A blend of melancholic crescendos clashed with the upbeat, funk-infused basslines layered on top which emphasised the first beat of the bar. Never taking his eyes off the decks, he echo fades out the remaining section of the song and adds ample reverb to build a sense of tension, of anticipation. Through the fading distortion, the noise, the smoke and the lights, Kieran presses play and brings to life the hard, unforgiving pound of a 4×4 techno bass kick and a gritty, syncopated melody.
The crowd is in pandemonium. Four Tet suddenly springs to life. He uses the next two hours to carve out a flawless set of shimmering house and techno, reminiscent of his recent visit to the Shipping Forecast where he played all night long. Never taking time to relax, to look up, to drink his spirit and mixer, he delivers a masterclass in DJing that unfortunately sets a standard that was not truly emulated for the remainder of the day.
However, if there was one performance that came close to the Text Records boss’s, it was Ben UFO’s.
Coincidently on immediately after him, the Hessle Audio boss again affirmed why he has not yet tried his hand at producing with a broad, cultured and truly meaningful set. His influences with dubstep and more predominantly his background interest in UK bass, jungle and pirate radio stations was obvious from the outset, making for a dense, high-octane thriller.
As always with Ben UFO, he derives his identity in equal parts from his refreshing humbleness (in the face of countless generic, sterile and arrogant “Ibiza house” DJ’s) and from his genre-defying sets, made so much more magical due to their exclusivity on vinyl.
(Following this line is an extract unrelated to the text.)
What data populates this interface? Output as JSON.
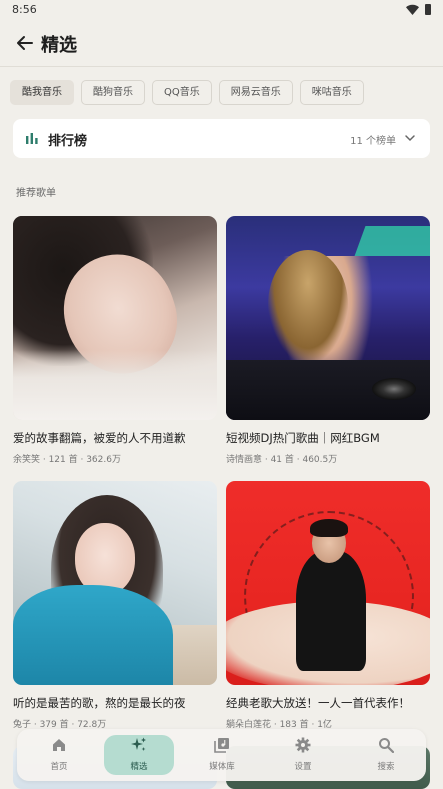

This keeps the crowd infused with a sense of intimacy and makes one truly appreciate the difficulty of a multi-genre vinyl set. This wasn’t to say that his set didn’t evolve from a post-jungle, “London” sound into a form of darker, more menacing techno – because it did.
Having not played in Liverpool since Chibuku brought him, Hudson Mohawke and Tessela to party all the way back in February 2014, it was surprising that Jackmaster’s performance was disappointingly uneventful. He seemed at points to draw the crowd into unwanted and unnecessarily long breakdowns, when a glance up from his CDJ’s would have revealed a crowd on the precipice of euphoria, sufficiently riled by Ben UFO’s adrenaline-pumping preparations for Jackmaster to bring the party to a climax.
Alas, he took the mood down from inky, looming techno towards a tribal-focused, drawn-out ‘funky’ sound that was neither impressive nor abject. A solid set, but not necessarily right for the atmosphere, the highlight was undoubtedly Moodymann’s Dem Young Sconies, a thundering, cheeky belter which stood out from the rest because of its confident baseline and unique percussion.
George Fitzgerald B2B Joy Orbison was perhaps the most disappointing performance of the day. Possibly splitting the set inhibited the other’s ideas about what to play, but that should not be an excuse as both artists are seasoned pros at B2B sets. Their show was uneventful and unimaginative, a set that doesn’t deserve to be called outrightly bad, the problem must lie in the sheer talent and creativeness of Ben UFO and Four Tet for setting the standard for the day so early on. Beating their flow and inventiveness today would have been almost too difficult, especially when you only have control over half the music that is being played.
If George Fitzgerald agrees that perhaps he could have brought more to the table, then he’s at least found comfort by becoming a staunch Nabzys advocate, and joins an impressive list of DJ-customers for our city-wide beloved chicken shop courtesy of the Abandon Silence team.
A meticulously organised, thoroughly accessible event whose ambition was only matched by a surprisingly impressive atmosphere, crowd and attitude, Chibuku must be commended for bringing a party of such ambition to Liverpool’s doorstep, whilst Abandon Silence’s bookings stole the show and ensured a very, very special day of dancing in Merseyside.
Photos from Chibuku’s Facebook page.